Oil prices haven’t been this low since the 1990s. According to The New York Times, as of Tuesday Feb. 9, you can buy a barrel of crude for less than $27—a decrease of more than 70 percent since June 2014. That may seem like a good thing at the pump, but there are a whole host of reasons why that’s actually bad. One reason is the danger this lower price represents to fossil fuel competitors.
Renewable forms of energy cannot compete with fossil fuels with the price of oil being so low. The price of solar and wind energy has dropped tremendously as investments lead to technological advancement, but many of these investments were made with the high price of fossil fuels—rather than the environmental benefits of renewables—in mind. To incentivize investment and ensure fair competition, governments should take advantage of the opportunity and cut their subsidies to fossil fuel companies, which—according to Oil Change International—add up to $1 trillion per year worldwide.

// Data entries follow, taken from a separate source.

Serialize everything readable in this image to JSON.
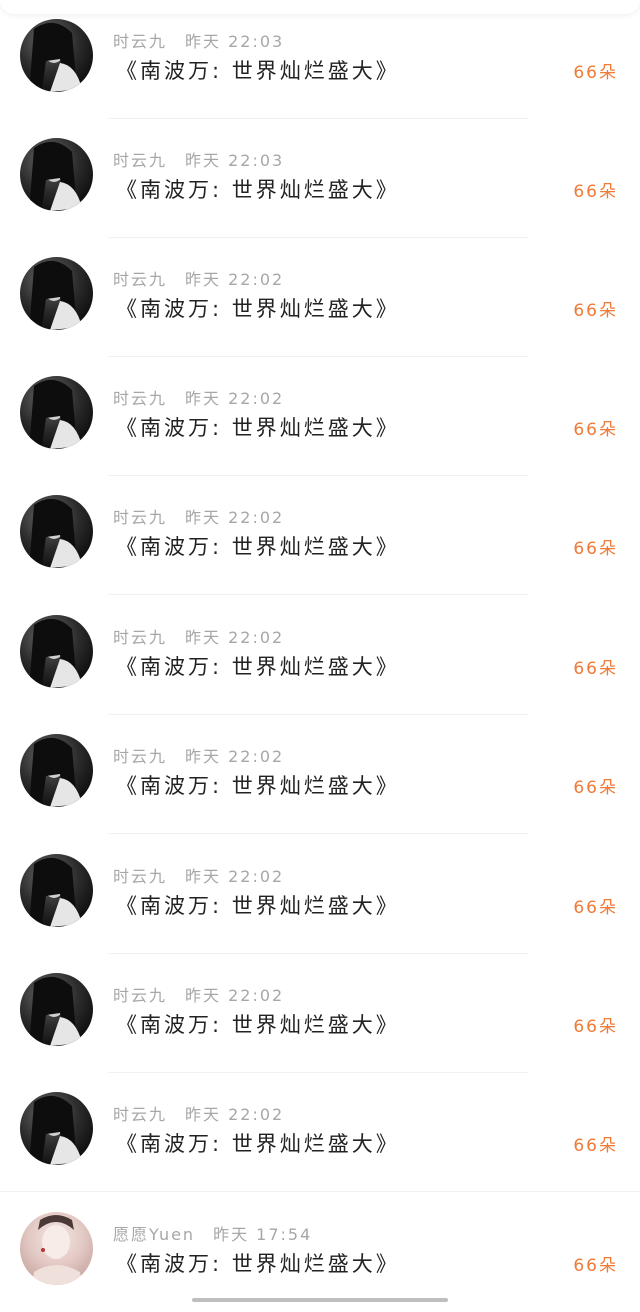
{
  "gift_color": "#f07a37",
  "items": [
    {
      "user": "时云九",
      "time": "昨天 22:03",
      "message": "《南波万: 世界灿烂盛大》",
      "gift": "66朵",
      "avatar_icon": "dark-portrait-avatar"
    },
    {
      "user": "时云九",
      "time": "昨天 22:03",
      "message": "《南波万: 世界灿烂盛大》",
      "gift": "66朵",
      "avatar_icon": "dark-portrait-avatar"
    },
    {
      "user": "时云九",
      "time": "昨天 22:02",
      "message": "《南波万: 世界灿烂盛大》",
      "gift": "66朵",
      "avatar_icon": "dark-portrait-avatar"
    },
    {
      "user": "时云九",
      "time": "昨天 22:02",
      "message": "《南波万: 世界灿烂盛大》",
      "gift": "66朵",
      "avatar_icon": "dark-portrait-avatar"
    },
    {
      "user": "时云九",
      "time": "昨天 22:02",
      "message": "《南波万: 世界灿烂盛大》",
      "gift": "66朵",
      "avatar_icon": "dark-portrait-avatar"
    },
    {
      "user": "时云九",
      "time": "昨天 22:02",
      "message": "《南波万: 世界灿烂盛大》",
      "gift": "66朵",
      "avatar_icon": "dark-portrait-avatar"
    },
    {
      "user": "时云九",
      "time": "昨天 22:02",
      "message": "《南波万: 世界灿烂盛大》",
      "gift": "66朵",
      "avatar_icon": "dark-portrait-avatar"
    },
    {
      "user": "时云九",
      "time": "昨天 22:02",
      "message": "《南波万: 世界灿烂盛大》",
      "gift": "66朵",
      "avatar_icon": "dark-portrait-avatar"
    },
    {
      "user": "时云九",
      "time": "昨天 22:02",
      "message": "《南波万: 世界灿烂盛大》",
      "gift": "66朵",
      "avatar_icon": "dark-portrait-avatar"
    },
    {
      "user": "时云九",
      "time": "昨天 22:02",
      "message": "《南波万: 世界灿烂盛大》",
      "gift": "66朵",
      "avatar_icon": "dark-portrait-avatar"
    },
    {
      "user": "愿愿Yuen",
      "time": "昨天 17:54",
      "message": "《南波万: 世界灿烂盛大》",
      "gift": "66朵",
      "avatar_icon": "light-portrait-avatar"
    }
  ]
}
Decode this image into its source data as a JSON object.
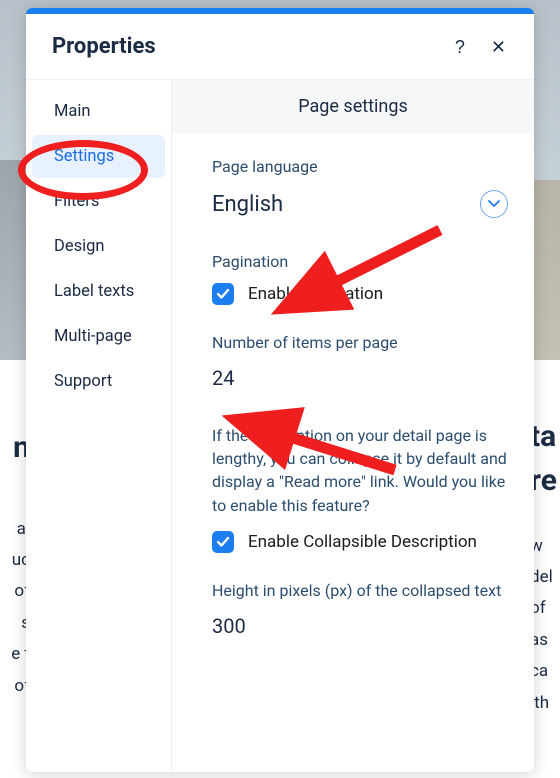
{
  "header": {
    "title": "Properties",
    "help_glyph": "?",
    "close_glyph": "✕"
  },
  "sidebar": {
    "items": [
      {
        "label": "Main"
      },
      {
        "label": "Settings",
        "active": true
      },
      {
        "label": "Filters"
      },
      {
        "label": "Design"
      },
      {
        "label": "Label texts"
      },
      {
        "label": "Multi-page"
      },
      {
        "label": "Support"
      }
    ]
  },
  "content": {
    "panel_title": "Page settings",
    "language": {
      "label": "Page language",
      "value": "English"
    },
    "pagination": {
      "section_label": "Pagination",
      "enable_label": "Enable pagination",
      "enabled": true,
      "items_per_page_label": "Number of items per page",
      "items_per_page_value": "24"
    },
    "collapsible": {
      "description": "If the description on your detail page is lengthy, you can collapse it by default and display a \"Read more\" link. Would you like to enable this feature?",
      "enable_label": "Enable Collapsible Description",
      "enabled": true,
      "height_label": "Height in pixels (px) of the collapsed text",
      "height_value": "300"
    }
  },
  "bg": {
    "left_heading_fragment": "n",
    "right_heading_fragment": "ta",
    "right_heading_line2": "re",
    "left_lines": [
      "al",
      "uc",
      "of",
      " s",
      "e t",
      "of"
    ],
    "right_lines": [
      " w",
      "del",
      " of",
      "as",
      " ca",
      "ith"
    ]
  },
  "colors": {
    "accent": "#1a7df0",
    "annotation": "#ef1f1f",
    "text_dark": "#1b2b44",
    "text_muted": "#2c4d6e"
  }
}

OCI statistics go on to report that fossil fuels have received four times as many subsidies as renewable energy sources. Much of the money goes toward consumption subsidies, which make things like gas and heating oil affordable. These should be cut responsibly at a pace that allows renewable infrastructure to catch up while also sending signals to the market that unsustainable forms of energy cannot expect much help from governments in the future. Developed countries should do this more quickly than developing countries, especially while the price of oil is so far below what most consumers are used to.
Production subsidies are of more immediate interest; they essentially give oil, gas and coal companies government welfare. These make up the majority of subsidies in industrialized countries like the United States and they should be the first to go.
According to OCI, subsidies for fossil fuels amount to around $37.5 billion annually in the U.S. government and the fossil fuels industry spends approximately $329 million a year on lobbying and campaign contributions, which makes their return on investment for these activities roughly 10,000 percent.
There will be costs to removing these subsidies. The New York Times reported that 250,000 jobs have already been lost due to the drop in oil prices and oil-producing nations like Norway and the OPEC countries are seeing losses to their economies. Cutting demand further by raising the price of oil would increase these pressures, but these losses are worth it in the long run. The Economist Intelligence Unit estimated that the present value at risk from climate change is approximately $13.8 trillion and—from the perspective of governments—$43 trillion if temperatures rise by 6 degrees Celsius. This would represent 30 percent of the world’s entire stock of manageable assets.
In the wake of the international accords of The United Nations Climate Change Conference, any government that supports the fossil fuel industry is hypocritically undermining its express intentions to keep global temperatures from rising more than 1.5 degrees Celsius.
The use of public funds to support the fossil fuel industry is a disgrace that cuts directly against the interests of the constituents of all governments while producing profits for the wealthy companies that lobby them. Bills such as Sen. Bernie Sanders’ End Polluter Welfare Act should be supported and politicians who refuse to discuss President Barack Obama’s proposed $4 billion reduction of these subsidies should be held accountable.
If we are to mitigate the effects of climate change, renewables must be given a chance to replace fossil fuels. The recent drop in oil prices gives governments an opportunity to do that right now.